Lynne MacLean

Of Jewels and Birds

A single ray of sun pierces the tree leaves and finds the flies. Against the shade-dappled backdrop, suspended within a deciduous cave, the tiny golden insects hang, sparkling, then dance away. They vanish, illusory, only to zoom back, flitting, pausing, glowing.

A small bird dives and cuts a swath through the insects. They re-form glittering ranks around the space left by their missing fellows, again zipping and hovering. Afternoon jewels. The cicadas hum.

I spend the hot afternoon on the shaded deck watching them, gently rocking the sleeping baby’s cradle with my foot. Exhausted. I look down at my son’s perfect, peaceful, newborn face. Four miscarriages to get him here.

“Isn’t he a wonder?” I ask my late mother. She doesn’t answer. Of course. I glance at the baby again. He’s still sleeping a soft, twitching sleep. The breeze flutters over and past us. “All I know, Mum, is every time you tried to kill yourself... (a serious try, not one of the little ones, I could handle those in my sleep)… each time, I lost a baby. Then you died. Two years to the day, to that precise date, he arrived.”

The breeze returns, sighs through us, and is gone.

The hum of the cicadas rises. Diverted, I lean back, watching the darting brilliance of the flies, and wait for the bird to return.

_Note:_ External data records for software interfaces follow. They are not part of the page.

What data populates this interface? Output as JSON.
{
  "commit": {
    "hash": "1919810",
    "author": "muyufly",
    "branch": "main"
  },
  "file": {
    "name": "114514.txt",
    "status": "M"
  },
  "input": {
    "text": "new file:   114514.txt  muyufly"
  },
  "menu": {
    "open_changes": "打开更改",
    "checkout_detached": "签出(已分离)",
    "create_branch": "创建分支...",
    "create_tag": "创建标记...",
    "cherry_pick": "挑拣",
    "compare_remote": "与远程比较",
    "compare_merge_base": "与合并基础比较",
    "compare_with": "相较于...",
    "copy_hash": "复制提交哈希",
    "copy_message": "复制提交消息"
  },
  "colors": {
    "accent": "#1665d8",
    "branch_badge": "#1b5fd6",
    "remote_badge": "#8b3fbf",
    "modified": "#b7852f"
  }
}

Lynne MacLean is a married mother of two and a Research Advisor in the fields of public and community health at the University of Ottawa. She has been writing fiction for seven years and her work has been published in Tesseracts Fifteen, Lorelei Signal, Mystic Signals, and MicroHorror. She won an honourable mention in the Speculative Literature Foundation's Older Writers Grant competition for 2010.